But he found he had both a knack and a love for it.
Now he's aiming to build a career around cooking.
Page, who is 45, spent his early adulthood earning a living by selling cars, selling jewelry and working in a pork-processing plant. He loved the 15 years he spent as a used-car salesman and said he was good at it.
But when that business faltered, he moved into other jobs, including working on the line at the Smithfield Foods plant in Tar Heel. He said he liked the job but it was taking a physical toll, so he pondered what else he could do.
Fittingly, his mother, Corinthia Uliasz, pushed him into his current direction.
"She said, 'Why don't you go to cooking school?'" Page said.
That's just what Page is doing. He's halfway through a 2-year culinary arts program at Fayetteville Technical Community College, where he's learning the ins and outs, dos and don'ts and rules and recommendations of food and the food-service industry.

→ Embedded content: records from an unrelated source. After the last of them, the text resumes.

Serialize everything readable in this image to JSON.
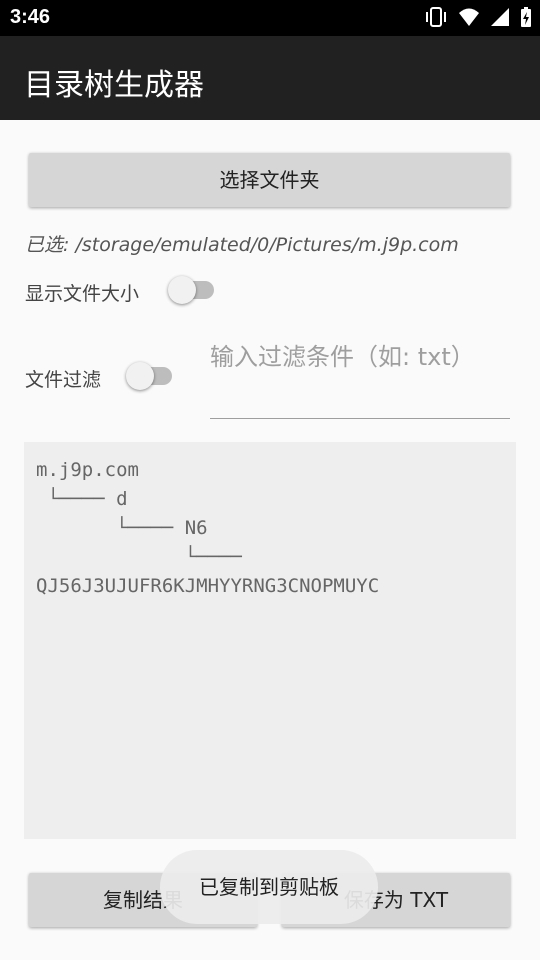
{
  "status_bar": {
    "time": "3:46"
  },
  "app_bar": {
    "title": "目录树生成器"
  },
  "select_folder_button": {
    "label": "选择文件夹"
  },
  "selected_path": {
    "text": "已选: /storage/emulated/0/Pictures/m.j9p.com"
  },
  "show_size": {
    "label": "显示文件大小",
    "enabled": false
  },
  "file_filter": {
    "label": "文件过滤",
    "enabled": false,
    "placeholder": "输入过滤条件（如: txt）"
  },
  "result": {
    "text": "m.j9p.com\n └──── d\n       └──── N6\n             └────\nQJ56J3UJUFR6KJMHYYRNG3CNOPMUYC"
  },
  "copy_button": {
    "label": "复制结果"
  },
  "save_button": {
    "label": "保存为 TXT"
  },
  "toast": {
    "message": "已复制到剪贴板"
  }
}
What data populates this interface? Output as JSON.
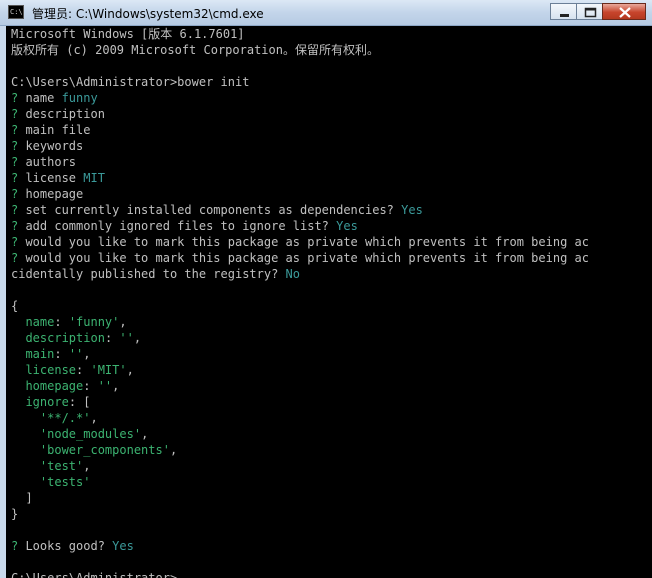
{
  "titlebar": {
    "app_icon_text": "C:\\",
    "title": "管理员: C:\\Windows\\system32\\cmd.exe"
  },
  "console": {
    "lines": [
      {
        "prefix": "",
        "text": "Microsoft Windows [版本 6.1.7601]",
        "answer": ""
      },
      {
        "prefix": "",
        "text": "版权所有 (c) 2009 Microsoft Corporation。保留所有权利。",
        "answer": ""
      },
      {
        "prefix": "",
        "text": "",
        "answer": ""
      },
      {
        "prefix": "",
        "text": "C:\\Users\\Administrator>bower init",
        "answer": ""
      },
      {
        "prefix": "? ",
        "text": "name ",
        "answer": "funny"
      },
      {
        "prefix": "? ",
        "text": "description",
        "answer": ""
      },
      {
        "prefix": "? ",
        "text": "main file",
        "answer": ""
      },
      {
        "prefix": "? ",
        "text": "keywords",
        "answer": ""
      },
      {
        "prefix": "? ",
        "text": "authors",
        "answer": ""
      },
      {
        "prefix": "? ",
        "text": "license ",
        "answer": "MIT"
      },
      {
        "prefix": "? ",
        "text": "homepage",
        "answer": ""
      },
      {
        "prefix": "? ",
        "text": "set currently installed components as dependencies? ",
        "answer": "Yes"
      },
      {
        "prefix": "? ",
        "text": "add commonly ignored files to ignore list? ",
        "answer": "Yes"
      },
      {
        "prefix": "? ",
        "text": "would you like to mark this package as private which prevents it from being ac",
        "answer": ""
      },
      {
        "prefix": "? ",
        "text": "would you like to mark this package as private which prevents it from being ac",
        "answer": ""
      },
      {
        "prefix": "",
        "text": "cidentally published to the registry? ",
        "answer": "No"
      },
      {
        "prefix": "",
        "text": "",
        "answer": ""
      },
      {
        "prefix": "",
        "text": "{",
        "answer": ""
      },
      {
        "prefix": "",
        "text": "  ",
        "key": "name",
        "rest": ": ",
        "value": "'funny'",
        "tail": ","
      },
      {
        "prefix": "",
        "text": "  ",
        "key": "description",
        "rest": ": ",
        "value": "''",
        "tail": ","
      },
      {
        "prefix": "",
        "text": "  ",
        "key": "main",
        "rest": ": ",
        "value": "''",
        "tail": ","
      },
      {
        "prefix": "",
        "text": "  ",
        "key": "license",
        "rest": ": ",
        "value": "'MIT'",
        "tail": ","
      },
      {
        "prefix": "",
        "text": "  ",
        "key": "homepage",
        "rest": ": ",
        "value": "''",
        "tail": ","
      },
      {
        "prefix": "",
        "text": "  ",
        "key": "ignore",
        "rest": ": [",
        "value": "",
        "tail": ""
      },
      {
        "prefix": "",
        "text": "    ",
        "key": "",
        "rest": "",
        "value": "'**/.*'",
        "tail": ","
      },
      {
        "prefix": "",
        "text": "    ",
        "key": "",
        "rest": "",
        "value": "'node_modules'",
        "tail": ","
      },
      {
        "prefix": "",
        "text": "    ",
        "key": "",
        "rest": "",
        "value": "'bower_components'",
        "tail": ","
      },
      {
        "prefix": "",
        "text": "    ",
        "key": "",
        "rest": "",
        "value": "'test'",
        "tail": ","
      },
      {
        "prefix": "",
        "text": "    ",
        "key": "",
        "rest": "",
        "value": "'tests'",
        "tail": ""
      },
      {
        "prefix": "",
        "text": "  ]",
        "answer": ""
      },
      {
        "prefix": "",
        "text": "}",
        "answer": ""
      },
      {
        "prefix": "",
        "text": "",
        "answer": ""
      },
      {
        "prefix": "? ",
        "text": "Looks good? ",
        "answer": "Yes"
      },
      {
        "prefix": "",
        "text": "",
        "answer": ""
      },
      {
        "prefix": "",
        "text": "C:\\Users\\Administrator>",
        "answer": ""
      }
    ]
  },
  "colors": {
    "console_bg": "#000000",
    "console_fg": "#c0c0c0",
    "prompt_green": "#3cb371",
    "answer_cyan": "#3b9a9a"
  }
}
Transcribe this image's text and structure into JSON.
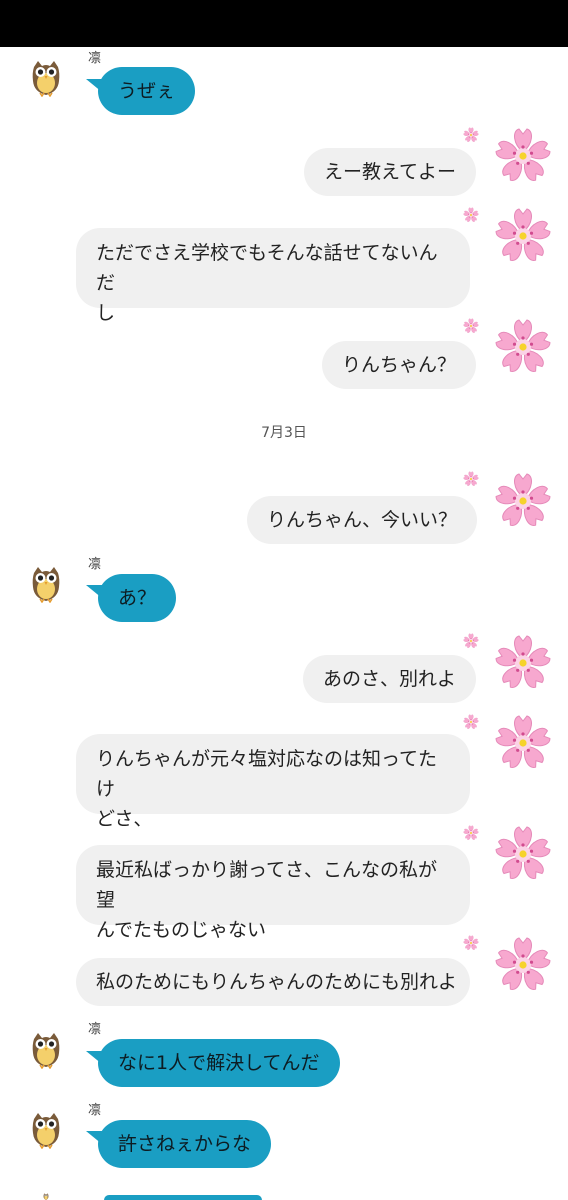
{
  "status_bar": {},
  "date_separator": "7月3日",
  "messages": [
    {
      "sender": "凛",
      "text": "うぜぇ"
    },
    {
      "text": "えー教えてよー"
    },
    {
      "text_line1": "ただでさえ学校でもそんな話せてないんだ",
      "text_line2": "し"
    },
    {
      "text": "りんちゃん？"
    },
    {
      "text": "りんちゃん、今いい？"
    },
    {
      "sender": "凛",
      "text": "あ？"
    },
    {
      "text": "あのさ、別れよ"
    },
    {
      "text_line1": "りんちゃんが元々塩対応なのは知ってたけ",
      "text_line2": "どさ、"
    },
    {
      "text_line1": "最近私ばっかり謝ってさ、こんなの私が望",
      "text_line2": "んでたものじゃない"
    },
    {
      "text": "私のためにもりんちゃんのためにも別れよ"
    },
    {
      "sender": "凛",
      "text": "なに1人で解決してんだ"
    },
    {
      "sender": "凛",
      "text": "許さねぇからな"
    }
  ],
  "colors": {
    "incoming_bubble": "#1a9ec3",
    "outgoing_bubble": "#f0f0f0",
    "top_bar": "#000000"
  },
  "icons": {
    "incoming_avatar": "owl-icon",
    "outgoing_avatar": "cherry-blossom-icon"
  }
}
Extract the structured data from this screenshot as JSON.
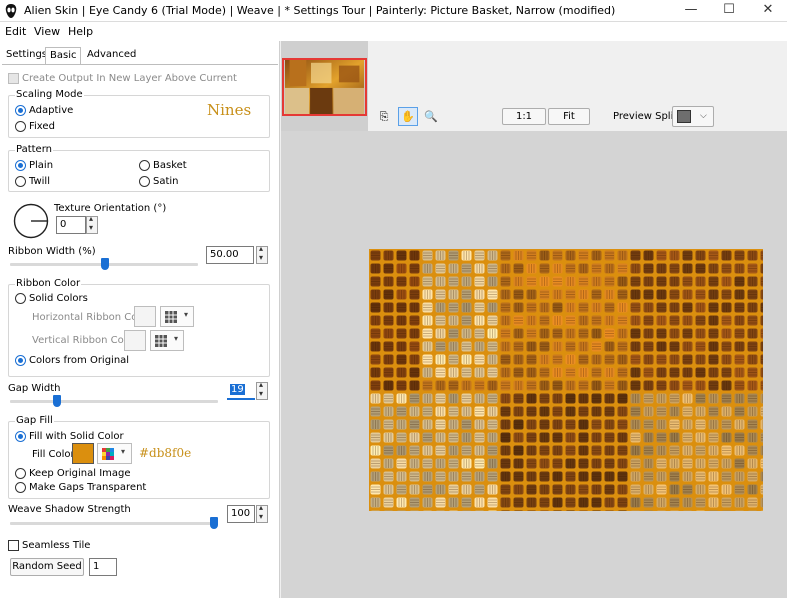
{
  "window": {
    "title": "Alien Skin | Eye Candy 6 (Trial Mode) | Weave | * Settings Tour | Painterly: Picture Basket, Narrow (modified)"
  },
  "menu": [
    "Edit",
    "View",
    "Help"
  ],
  "tabs": [
    "Settings",
    "Basic",
    "Advanced"
  ],
  "create_output_label": "Create Output In New Layer Above Current",
  "scaling_mode": {
    "title": "Scaling Mode",
    "options": [
      "Adaptive",
      "Fixed"
    ],
    "selected": "Adaptive",
    "annotation": "Nines"
  },
  "pattern": {
    "title": "Pattern",
    "options": [
      "Plain",
      "Basket",
      "Twill",
      "Satin"
    ],
    "selected": "Plain"
  },
  "texture_orientation": {
    "label": "Texture Orientation (°)",
    "value": "0"
  },
  "ribbon_width": {
    "label": "Ribbon Width (%)",
    "value": "50.00",
    "level_fraction": 0.5
  },
  "ribbon_color": {
    "title": "Ribbon Color",
    "solid_label": "Solid Colors",
    "horizontal_label": "Horizontal Ribbon Color",
    "vertical_label": "Vertical Ribbon Color",
    "original_label": "Colors from Original",
    "selected": "Colors from Original"
  },
  "gap_width": {
    "label": "Gap Width",
    "value": "19",
    "level_fraction": 0.19
  },
  "gap_fill": {
    "title": "Gap Fill",
    "solid_label": "Fill with Solid Color",
    "fill_color_label": "Fill Color",
    "fill_color": "#db8f0e",
    "fill_color_annotation": "#db8f0e",
    "keep_label": "Keep Original Image",
    "transparent_label": "Make Gaps Transparent",
    "selected": "Fill with Solid Color"
  },
  "shadow": {
    "label": "Weave Shadow Strength",
    "value": "100",
    "level_fraction": 1.0
  },
  "seamless_label": "Seamless Tile",
  "random_seed": {
    "button": "Random Seed",
    "value": "1"
  },
  "preview_toolbar": {
    "zoom_one": "1:1",
    "fit": "Fit",
    "split_label": "Preview Split:"
  },
  "colors": {
    "accent": "#1a6fd4",
    "thumb_border": "#e53935",
    "annotation": "#c8901a"
  }
}
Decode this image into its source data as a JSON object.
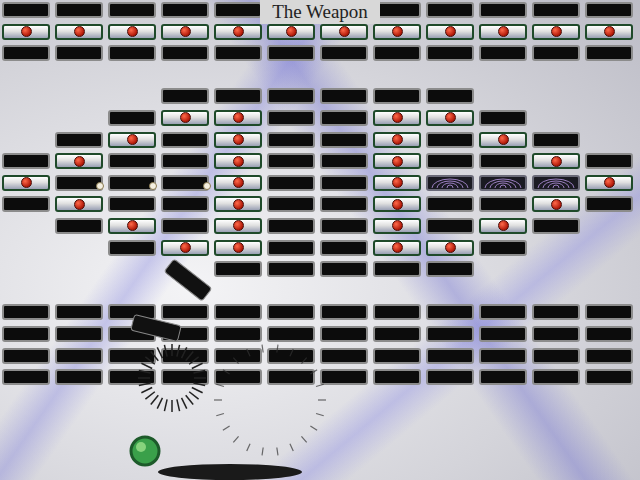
{
  "title": "The Weapon",
  "brick_rows": [
    [
      "plain",
      "plain",
      "plain",
      "plain",
      "plain",
      "plain",
      "plain",
      "plain",
      "plain",
      "plain",
      "plain",
      "plain"
    ],
    [
      "gem",
      "gem",
      "gem",
      "gem",
      "gem",
      "gem",
      "gem",
      "gem",
      "gem",
      "gem",
      "gem",
      "gem"
    ],
    [
      "plain",
      "plain",
      "plain",
      "plain",
      "plain",
      "plain",
      "plain",
      "plain",
      "plain",
      "plain",
      "plain",
      "plain"
    ],
    [
      "none",
      "none",
      "none",
      "none",
      "none",
      "none",
      "none",
      "none",
      "none",
      "none",
      "none",
      "none"
    ],
    [
      "none",
      "none",
      "none",
      "plain",
      "plain",
      "plain",
      "plain",
      "plain",
      "plain",
      "none",
      "none",
      "none"
    ],
    [
      "none",
      "none",
      "plain",
      "gem",
      "gem",
      "plain",
      "plain",
      "gem",
      "gem",
      "plain",
      "none",
      "none"
    ],
    [
      "none",
      "plain",
      "gem",
      "plain",
      "gem",
      "plain",
      "plain",
      "gem",
      "plain",
      "gem",
      "plain",
      "none"
    ],
    [
      "plain",
      "gem",
      "plain",
      "plain",
      "gem",
      "plain",
      "plain",
      "gem",
      "plain",
      "plain",
      "gem",
      "plain"
    ],
    [
      "gem",
      "plain",
      "plain",
      "plain",
      "gem",
      "plain",
      "plain",
      "gem",
      "wave",
      "wave",
      "wave",
      "gem"
    ],
    [
      "plain",
      "gem",
      "plain",
      "plain",
      "gem",
      "plain",
      "plain",
      "gem",
      "plain",
      "plain",
      "gem",
      "plain"
    ],
    [
      "none",
      "plain",
      "gem",
      "plain",
      "gem",
      "plain",
      "plain",
      "gem",
      "plain",
      "gem",
      "plain",
      "none"
    ],
    [
      "none",
      "none",
      "plain",
      "gem",
      "gem",
      "plain",
      "plain",
      "gem",
      "gem",
      "plain",
      "none",
      "none"
    ],
    [
      "none",
      "none",
      "none",
      "none",
      "plain",
      "plain",
      "plain",
      "plain",
      "plain",
      "none",
      "none",
      "none"
    ],
    [
      "none",
      "none",
      "none",
      "none",
      "none",
      "none",
      "none",
      "none",
      "none",
      "none",
      "none",
      "none"
    ],
    [
      "plain",
      "plain",
      "plain",
      "plain",
      "plain",
      "plain",
      "plain",
      "plain",
      "plain",
      "plain",
      "plain",
      "plain"
    ],
    [
      "plain",
      "plain",
      "plain",
      "plain",
      "plain",
      "plain",
      "plain",
      "plain",
      "plain",
      "plain",
      "plain",
      "plain"
    ],
    [
      "plain",
      "plain",
      "plain",
      "plain",
      "plain",
      "plain",
      "plain",
      "plain",
      "plain",
      "plain",
      "plain",
      "plain"
    ],
    [
      "plain",
      "plain",
      "plain",
      "plain",
      "plain",
      "plain",
      "plain",
      "plain",
      "plain",
      "plain",
      "plain",
      "plain"
    ]
  ]
}
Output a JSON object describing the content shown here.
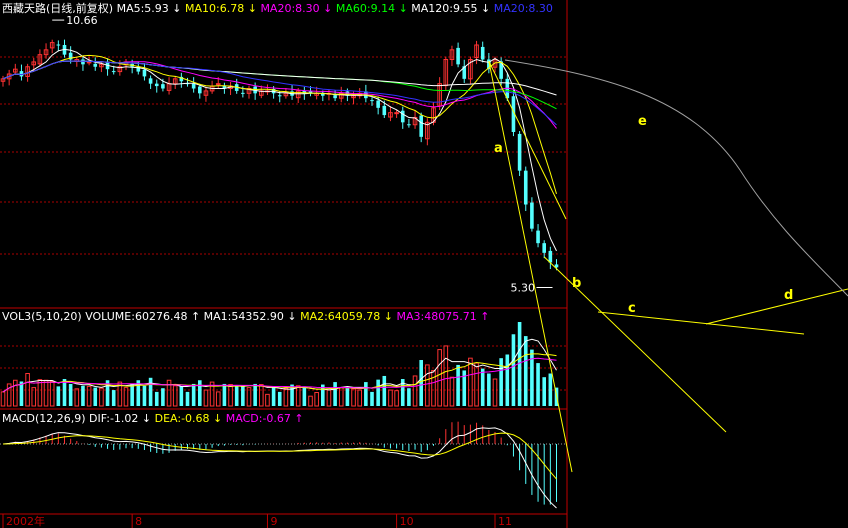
{
  "chart_data": {
    "type": "candlestick",
    "title": "西藏天路(日线,前复权)",
    "ma_header": [
      {
        "text": "MA5:5.93",
        "arrow": "↓",
        "color": "#ffffff"
      },
      {
        "text": "MA10:6.78",
        "arrow": "↓",
        "color": "#ffff00"
      },
      {
        "text": "MA20:8.30",
        "arrow": "↓",
        "color": "#ff00ff"
      },
      {
        "text": "MA60:9.14",
        "arrow": "↓",
        "color": "#00ff00"
      },
      {
        "text": "MA120:9.55",
        "arrow": "↓",
        "color": "#ffffff"
      },
      {
        "text": "MA20:8.30",
        "arrow": "",
        "color": "#3333ff"
      }
    ],
    "high_label": "10.66",
    "low_label": "5.30",
    "price_range": [
      5.0,
      11.0
    ],
    "prices": [
      9.7,
      9.8,
      9.9,
      9.75,
      9.95,
      10.05,
      10.2,
      10.3,
      10.45,
      10.4,
      10.2,
      10.1,
      10.1,
      10.0,
      10.05,
      9.95,
      10.0,
      9.9,
      9.85,
      9.95,
      10.05,
      9.95,
      9.85,
      9.75,
      9.6,
      9.55,
      9.5,
      9.6,
      9.7,
      9.65,
      9.6,
      9.5,
      9.4,
      9.45,
      9.55,
      9.6,
      9.5,
      9.55,
      9.45,
      9.4,
      9.5,
      9.4,
      9.45,
      9.45,
      9.4,
      9.35,
      9.4,
      9.35,
      9.45,
      9.4,
      9.4,
      9.4,
      9.35,
      9.4,
      9.3,
      9.4,
      9.35,
      9.35,
      9.4,
      9.3,
      9.25,
      9.1,
      8.95,
      9.0,
      9.0,
      8.8,
      8.75,
      8.9,
      8.5,
      8.8,
      9.1,
      9.6,
      10.1,
      10.3,
      10.0,
      9.7,
      10.1,
      10.4,
      10.1,
      9.9,
      10.1,
      9.7,
      9.3,
      8.6,
      7.8,
      7.1,
      6.6,
      6.3,
      6.1,
      5.9,
      5.8
    ],
    "volume_header": [
      {
        "text": "VOL3(5,10,20)",
        "arrow": "",
        "color": "#ffffff"
      },
      {
        "text": "VOLUME:60276.48",
        "arrow": "↑",
        "color": "#ffffff"
      },
      {
        "text": "MA1:54352.90",
        "arrow": "↓",
        "color": "#ffffff"
      },
      {
        "text": "MA2:64059.78",
        "arrow": "↓",
        "color": "#ffff00"
      },
      {
        "text": "MA3:48075.71",
        "arrow": "↑",
        "color": "#ff00ff"
      }
    ],
    "macd_header": [
      {
        "text": "MACD(12,26,9)",
        "arrow": "",
        "color": "#ffffff"
      },
      {
        "text": "DIF:-1.02",
        "arrow": "↓",
        "color": "#ffffff"
      },
      {
        "text": "DEA:-0.68",
        "arrow": "↓",
        "color": "#ffff00"
      },
      {
        "text": "MACD:-0.67",
        "arrow": "↑",
        "color": "#ff00ff"
      }
    ],
    "x_labels": [
      {
        "text": "2002年",
        "idx": 0
      },
      {
        "text": "8",
        "idx": 21
      },
      {
        "text": "9",
        "idx": 43
      },
      {
        "text": "10",
        "idx": 64
      },
      {
        "text": "11",
        "idx": 80
      }
    ],
    "annotations": [
      {
        "text": "a"
      },
      {
        "text": "b"
      },
      {
        "text": "c"
      },
      {
        "text": "d"
      },
      {
        "text": "e"
      }
    ],
    "colors": {
      "up": "#ff3232",
      "down": "#54ffff",
      "grid": "#aa0000",
      "axis": "#c00000",
      "annotation": "#ffff00",
      "curve_e": "#a0a0a0"
    }
  }
}
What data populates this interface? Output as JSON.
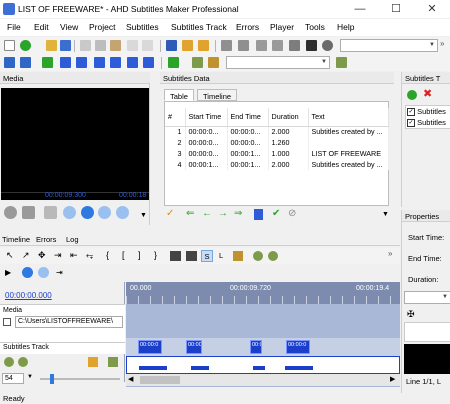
{
  "window": {
    "title": "LIST OF FREEWARE* - AHD Subtitles Maker Professional"
  },
  "menu": [
    "File",
    "Edit",
    "View",
    "Project",
    "Subtitles",
    "Subtitles Track",
    "Errors",
    "Player",
    "Tools",
    "Help"
  ],
  "panels": {
    "media": "Media",
    "subtitles_data": "Subtitles Data",
    "subtitles_tracks": "Subtitles T",
    "properties": "Properties"
  },
  "player": {
    "timecode": "00:00:09.300",
    "timecode_right": "00:00:18"
  },
  "subtitles_tabs": [
    "Table",
    "Timeline"
  ],
  "table": {
    "headers": [
      "#",
      "Start Time",
      "End Time",
      "Duration",
      "Text"
    ],
    "rows": [
      {
        "num": "1",
        "start": "00:00:0...",
        "end": "00:00:0...",
        "duration": "2.000",
        "text": "Subtitles created by ..."
      },
      {
        "num": "2",
        "start": "00:00:0...",
        "end": "00:00:0...",
        "duration": "1.260",
        "text": ""
      },
      {
        "num": "3",
        "start": "00:00:0...",
        "end": "00:00:1...",
        "duration": "1.000",
        "text": "LIST OF FREEWARE"
      },
      {
        "num": "4",
        "start": "00:00:1...",
        "end": "00:00:1...",
        "duration": "2.000",
        "text": "Subtitles created by ..."
      }
    ]
  },
  "tracks": {
    "items": [
      "Subtitles",
      "Subtitles"
    ]
  },
  "properties": {
    "start_label": "Start Time:",
    "end_label": "End Time:",
    "duration_label": "Duration:",
    "line_status": "Line 1/1, L"
  },
  "bottom_tabs": [
    "Timeline",
    "Errors",
    "Log"
  ],
  "timeline": {
    "current_time": "00:00:00.000",
    "ruler_start": "00.000",
    "ruler_mid": "00:00:09.720",
    "ruler_end": "00:00:19.4",
    "media_label": "Media",
    "media_path": "C:\\Users\\LISTOFFREEWARE\\",
    "subtitles_track_label": "Subtitles Track",
    "snap_letter": "S",
    "loop_letter": "L",
    "zoom_value": "54",
    "block_labels": [
      "00:00:0",
      "00:00:0",
      "00:0",
      "00:00:0"
    ]
  },
  "status": "Ready",
  "colors": {
    "accent": "#1c3fc9",
    "player_bg": "#000000",
    "timeline_bg": "#a9b8d6",
    "track_bg": "#c5d0e4"
  },
  "icons": [
    "app-icon",
    "new-icon",
    "open-icon",
    "save-icon",
    "play-icon",
    "stop-icon",
    "check-icon",
    "cancel-icon",
    "arrow-left-icon",
    "arrow-right-icon",
    "delete-icon",
    "add-icon"
  ]
}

He hopes to use his training to get a job cooking on a cruise ship and one day open his own gourmet soul food restaurant.
Page developed a love for soul food when he was a boy. He lived with his grandmother while his mother was serving in the military. She made traditional soul food -- and she made it well. His mouth waters at the thought of chicken, collards, mashed potatoes, macaroni and cheese.
"It's just comfort when you eat and cook that food," he said. "It makes you feel like you're at home."
As an adult, he made his own versions of soul food dishes and won frequent compliments from family and friends.
And the dishes have evolved over the years, the result of new ideas and techniques -- and changing health situations. Five years ago, Page was diagnosed with diabetes. Since then, he's been on a mission to find healthier ways to make dishes that have traditionally relied on lots of grease, fat and frying.
He uses chicken and beef stock and seasonings to provide flavor in place of some fat. And he uses a bit of bacon instead of whole ham hocks.
He said one key to good cooking is doing it slowly and carefully.
"When you're in the kitchen, you can't leave the kitchen," he said. "You always have to pay attention to what you have in the oven or on the stove."
Another key, he said, is caring about what you're making, however complicated or simple the dish is.
"You have to put passion into your food," Page said. "I don't care if it's hot dogs and hamburgers. If you pay attention and cook them right, they'll taste real good."
Here are five tips from Joseph Page on making delicious and healthier soul food:
1. Add seasonings carefully, tasting along the way to see when it suits you.
2. For tender greens, cook them for three to four hours -- until they're "army green," not bright green.
3. To reduce bitterness in greens, use chicken stock and beef stock in place of sugar.
4. For flavor with less fat, use a piece of bacon in place of ham hocks.
5. Try breading chicken and baking it instead of frying it.